═════ Exercise materials ═════

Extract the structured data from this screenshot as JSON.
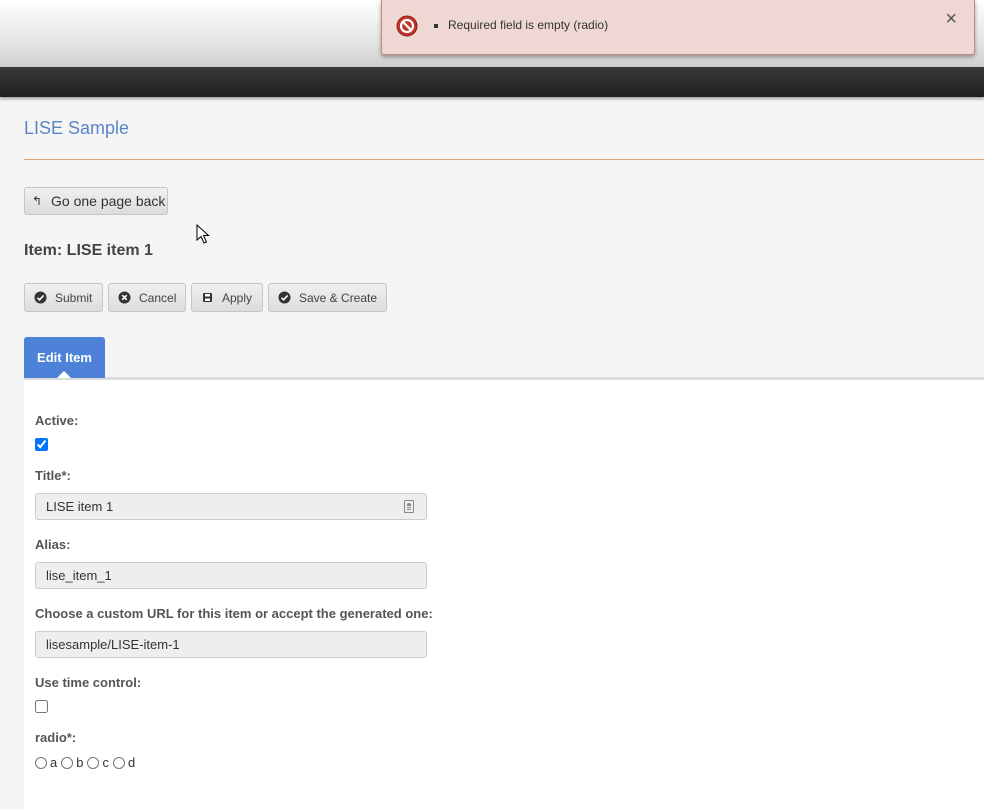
{
  "alert": {
    "messages": [
      "Required field is empty (radio)"
    ],
    "close": "×",
    "color": "#efd8d3",
    "icon": "stop-icon"
  },
  "page": {
    "title": "LISE Sample",
    "back_button": "Go one page back",
    "item_heading": "Item: LISE item 1"
  },
  "actions": {
    "submit": "Submit",
    "cancel": "Cancel",
    "apply": "Apply",
    "save_create": "Save & Create"
  },
  "tabs": [
    {
      "label": "Edit Item",
      "active": true
    }
  ],
  "form": {
    "active": {
      "label": "Active:",
      "checked": true
    },
    "title": {
      "label": "Title*:",
      "value": "LISE item 1"
    },
    "alias": {
      "label": "Alias:",
      "value": "lise_item_1"
    },
    "url": {
      "label": "Choose a custom URL for this item or accept the generated one:",
      "value": "lisesample/LISE-item-1"
    },
    "time_control": {
      "label": "Use time control:",
      "checked": false
    },
    "radio": {
      "label": "radio*:",
      "options": [
        "a",
        "b",
        "c",
        "d"
      ],
      "selected": null
    }
  },
  "colors": {
    "accent": "#4d82d8",
    "title": "#5b86c5",
    "divider": "#d9a37a",
    "navbar": "#2a2a2a"
  }
}
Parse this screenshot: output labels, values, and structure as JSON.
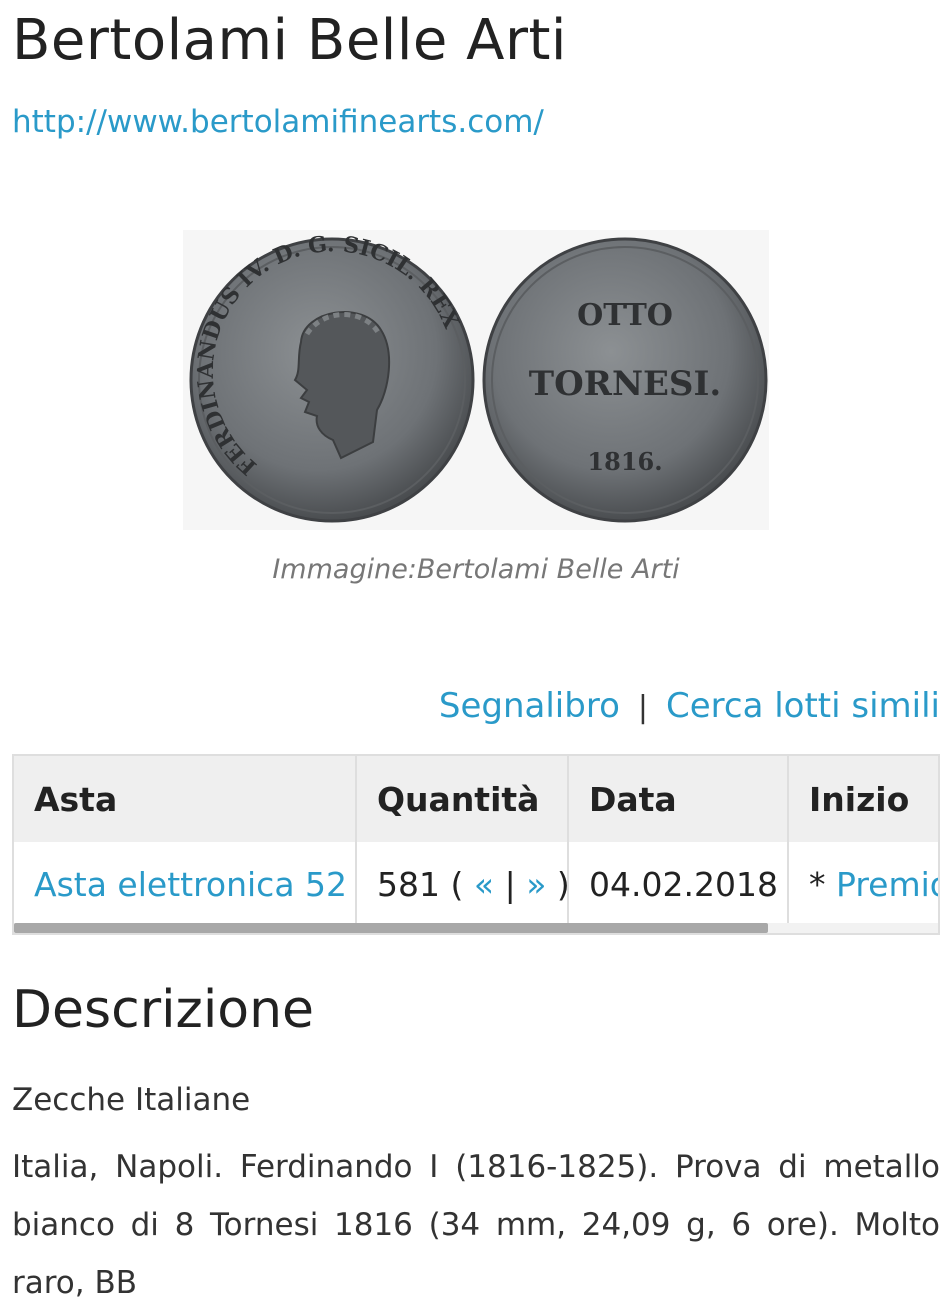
{
  "header": {
    "title": "Bertolami Belle Arti",
    "site_url": "http://www.bertolamifinearts.com/"
  },
  "figure": {
    "image_label": "coin-obverse-reverse",
    "obverse_legend": "FERDINANDUS IV. D. G. SICIL. REX",
    "reverse_line1": "OTTO",
    "reverse_line2": "TORNESI.",
    "reverse_year": "1816.",
    "caption": "Immagine:Bertolami Belle Arti"
  },
  "actions": {
    "bookmark_label": "Segnalibro",
    "separator": "|",
    "similar_label": "Cerca lotti simili"
  },
  "lot_table": {
    "headers": [
      "Asta",
      "Quantità",
      "Data",
      "Inizio"
    ],
    "row": {
      "auction": "Asta elettronica 52",
      "lot_number": "581",
      "open_paren": "(",
      "prev": "«",
      "nav_sep": "|",
      "next": "»",
      "close_paren": ")",
      "date": "04.02.2018",
      "start_prefix": "*",
      "start_link": "Premio"
    }
  },
  "description": {
    "heading": "Descrizione",
    "category": "Zecche Italiane",
    "text": "Italia, Napoli. Ferdinando I (1816-1825). Prova di metallo bianco di 8 Tornesi 1816 (34 mm, 24,09 g, 6 ore). Molto raro, BB"
  },
  "colors": {
    "link": "#2a9ac9",
    "header_bg": "#efefef",
    "border": "#dedede",
    "caption": "#777777"
  }
}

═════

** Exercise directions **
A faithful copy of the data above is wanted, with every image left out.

** Response for this exercise **
Extract the structured data from this screenshot as JSON.
{
  "alert": {
    "messages": [
      "Required field is empty (radio)"
    ],
    "close": "×",
    "color": "#efd8d3",
    "icon": "stop-icon"
  },
  "page": {
    "title": "LISE Sample",
    "back_button": "Go one page back",
    "item_heading": "Item: LISE item 1"
  },
  "actions": {
    "submit": "Submit",
    "cancel": "Cancel",
    "apply": "Apply",
    "save_create": "Save & Create"
  },
  "tabs": [
    {
      "label": "Edit Item",
      "active": true
    }
  ],
  "form": {
    "active": {
      "label": "Active:",
      "checked": true
    },
    "title": {
      "label": "Title*:",
      "value": "LISE item 1"
    },
    "alias": {
      "label": "Alias:",
      "value": "lise_item_1"
    },
    "url": {
      "label": "Choose a custom URL for this item or accept the generated one:",
      "value": "lisesample/LISE-item-1"
    },
    "time_control": {
      "label": "Use time control:",
      "checked": false
    },
    "radio": {
      "label": "radio*:",
      "options": [
        "a",
        "b",
        "c",
        "d"
      ],
      "selected": null
    }
  },
  "colors": {
    "accent": "#4d82d8",
    "title": "#5b86c5",
    "divider": "#d9a37a",
    "navbar": "#2a2a2a"
  }
}
Parse this screenshot: output labels, values, and structure as JSON.
{
  "header": {
    "title": "Bertolami Belle Arti",
    "site_url": "http://www.bertolamifinearts.com/"
  },
  "figure": {
    "image_label": "coin-obverse-reverse",
    "obverse_legend": "FERDINANDUS IV. D. G. SICIL. REX",
    "reverse_line1": "OTTO",
    "reverse_line2": "TORNESI.",
    "reverse_year": "1816.",
    "caption": "Immagine:Bertolami Belle Arti"
  },
  "actions": {
    "bookmark_label": "Segnalibro",
    "separator": "|",
    "similar_label": "Cerca lotti simili"
  },
  "lot_table": {
    "headers": [
      "Asta",
      "Quantità",
      "Data",
      "Inizio"
    ],
    "row": {
      "auction": "Asta elettronica 52",
      "lot_number": "581",
      "open_paren": "(",
      "prev": "«",
      "nav_sep": "|",
      "next": "»",
      "close_paren": ")",
      "date": "04.02.2018",
      "start_prefix": "*",
      "start_link": "Premio"
    }
  },
  "description": {
    "heading": "Descrizione",
    "category": "Zecche Italiane",
    "text": "Italia, Napoli. Ferdinando I (1816-1825). Prova di metallo bianco di 8 Tornesi 1816 (34 mm, 24,09 g, 6 ore). Molto raro, BB"
  },
  "colors": {
    "link": "#2a9ac9",
    "header_bg": "#efefef",
    "border": "#dedede",
    "caption": "#777777"
  }
}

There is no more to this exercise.